PROBLEM TO SOLVE —
Please output the data exactly, without omitting anything.

Source records:
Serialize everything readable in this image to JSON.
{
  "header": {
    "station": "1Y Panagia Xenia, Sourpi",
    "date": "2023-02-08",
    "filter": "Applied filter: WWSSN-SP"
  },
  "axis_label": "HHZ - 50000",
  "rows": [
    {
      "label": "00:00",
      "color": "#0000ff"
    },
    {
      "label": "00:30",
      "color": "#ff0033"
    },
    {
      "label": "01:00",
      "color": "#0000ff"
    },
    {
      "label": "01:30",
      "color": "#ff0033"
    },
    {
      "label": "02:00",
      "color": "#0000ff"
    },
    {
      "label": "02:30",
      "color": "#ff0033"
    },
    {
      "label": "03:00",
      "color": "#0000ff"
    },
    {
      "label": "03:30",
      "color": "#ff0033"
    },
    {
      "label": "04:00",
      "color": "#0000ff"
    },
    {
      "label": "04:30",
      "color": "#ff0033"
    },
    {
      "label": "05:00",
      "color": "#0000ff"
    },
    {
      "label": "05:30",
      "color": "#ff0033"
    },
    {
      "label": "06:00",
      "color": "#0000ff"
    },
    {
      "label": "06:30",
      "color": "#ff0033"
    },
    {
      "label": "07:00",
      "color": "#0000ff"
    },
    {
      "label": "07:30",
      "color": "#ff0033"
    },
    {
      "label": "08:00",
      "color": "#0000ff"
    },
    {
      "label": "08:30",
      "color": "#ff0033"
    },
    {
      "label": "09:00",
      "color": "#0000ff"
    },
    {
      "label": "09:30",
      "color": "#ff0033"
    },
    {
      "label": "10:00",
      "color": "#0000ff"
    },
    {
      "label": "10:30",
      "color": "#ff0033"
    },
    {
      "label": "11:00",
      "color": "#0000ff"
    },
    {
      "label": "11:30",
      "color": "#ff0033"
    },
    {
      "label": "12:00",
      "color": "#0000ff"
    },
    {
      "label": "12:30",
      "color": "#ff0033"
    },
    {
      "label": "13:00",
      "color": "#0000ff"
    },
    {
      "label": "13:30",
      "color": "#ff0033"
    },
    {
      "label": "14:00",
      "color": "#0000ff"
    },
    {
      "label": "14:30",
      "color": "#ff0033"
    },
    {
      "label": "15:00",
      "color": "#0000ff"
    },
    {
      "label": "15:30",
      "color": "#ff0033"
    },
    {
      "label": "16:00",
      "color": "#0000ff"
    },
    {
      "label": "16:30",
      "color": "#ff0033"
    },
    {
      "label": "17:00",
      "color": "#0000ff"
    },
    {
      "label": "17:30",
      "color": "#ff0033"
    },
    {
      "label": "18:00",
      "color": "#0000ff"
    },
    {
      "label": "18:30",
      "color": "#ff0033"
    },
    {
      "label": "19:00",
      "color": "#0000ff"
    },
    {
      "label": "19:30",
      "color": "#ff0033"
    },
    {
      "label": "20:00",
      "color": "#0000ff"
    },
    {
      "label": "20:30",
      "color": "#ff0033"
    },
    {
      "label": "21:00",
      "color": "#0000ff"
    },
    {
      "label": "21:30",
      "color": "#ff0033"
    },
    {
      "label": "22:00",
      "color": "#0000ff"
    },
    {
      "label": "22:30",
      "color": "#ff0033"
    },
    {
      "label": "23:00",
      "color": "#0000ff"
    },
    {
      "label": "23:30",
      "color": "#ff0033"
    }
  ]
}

ANSWER FOR THIS EXERCISE —
Serialize everything readable in this image to JSON.
{
  "header": {
    "station": "1Y Panagia Xenia, Sourpi",
    "date": "2023-02-08",
    "filter": "Applied filter: WWSSN-SP"
  },
  "axis_label": "HHZ - 50000",
  "rows": [
    {
      "label": "00:00",
      "color": "#0000ff"
    },
    {
      "label": "00:30",
      "color": "#ff0033"
    },
    {
      "label": "01:00",
      "color": "#0000ff"
    },
    {
      "label": "01:30",
      "color": "#ff0033"
    },
    {
      "label": "02:00",
      "color": "#0000ff"
    },
    {
      "label": "02:30",
      "color": "#ff0033"
    },
    {
      "label": "03:00",
      "color": "#0000ff"
    },
    {
      "label": "03:30",
      "color": "#ff0033"
    },
    {
      "label": "04:00",
      "color": "#0000ff"
    },
    {
      "label": "04:30",
      "color": "#ff0033"
    },
    {
      "label": "05:00",
      "color": "#0000ff"
    },
    {
      "label": "05:30",
      "color": "#ff0033"
    },
    {
      "label": "06:00",
      "color": "#0000ff"
    },
    {
      "label": "06:30",
      "color": "#ff0033"
    },
    {
      "label": "07:00",
      "color": "#0000ff"
    },
    {
      "label": "07:30",
      "color": "#ff0033"
    },
    {
      "label": "08:00",
      "color": "#0000ff"
    },
    {
      "label": "08:30",
      "color": "#ff0033"
    },
    {
      "label": "09:00",
      "color": "#0000ff"
    },
    {
      "label": "09:30",
      "color": "#ff0033"
    },
    {
      "label": "10:00",
      "color": "#0000ff"
    },
    {
      "label": "10:30",
      "color": "#ff0033"
    },
    {
      "label": "11:00",
      "color": "#0000ff"
    },
    {
      "label": "11:30",
      "color": "#ff0033"
    },
    {
      "label": "12:00",
      "color": "#0000ff"
    },
    {
      "label": "12:30",
      "color": "#ff0033"
    },
    {
      "label": "13:00",
      "color": "#0000ff"
    },
    {
      "label": "13:30",
      "color": "#ff0033"
    },
    {
      "label": "14:00",
      "color": "#0000ff"
    },
    {
      "label": "14:30",
      "color": "#ff0033"
    },
    {
      "label": "15:00",
      "color": "#0000ff"
    },
    {
      "label": "15:30",
      "color": "#ff0033"
    },
    {
      "label": "16:00",
      "color": "#0000ff"
    },
    {
      "label": "16:30",
      "color": "#ff0033"
    },
    {
      "label": "17:00",
      "color": "#0000ff"
    },
    {
      "label": "17:30",
      "color": "#ff0033"
    },
    {
      "label": "18:00",
      "color": "#0000ff"
    },
    {
      "label": "18:30",
      "color": "#ff0033"
    },
    {
      "label": "19:00",
      "color": "#0000ff"
    },
    {
      "label": "19:30",
      "color": "#ff0033"
    },
    {
      "label": "20:00",
      "color": "#0000ff"
    },
    {
      "label": "20:30",
      "color": "#ff0033"
    },
    {
      "label": "21:00",
      "color": "#0000ff"
    },
    {
      "label": "21:30",
      "color": "#ff0033"
    },
    {
      "label": "22:00",
      "color": "#0000ff"
    },
    {
      "label": "22:30",
      "color": "#ff0033"
    },
    {
      "label": "23:00",
      "color": "#0000ff"
    },
    {
      "label": "23:30",
      "color": "#ff0033"
    }
  ]
}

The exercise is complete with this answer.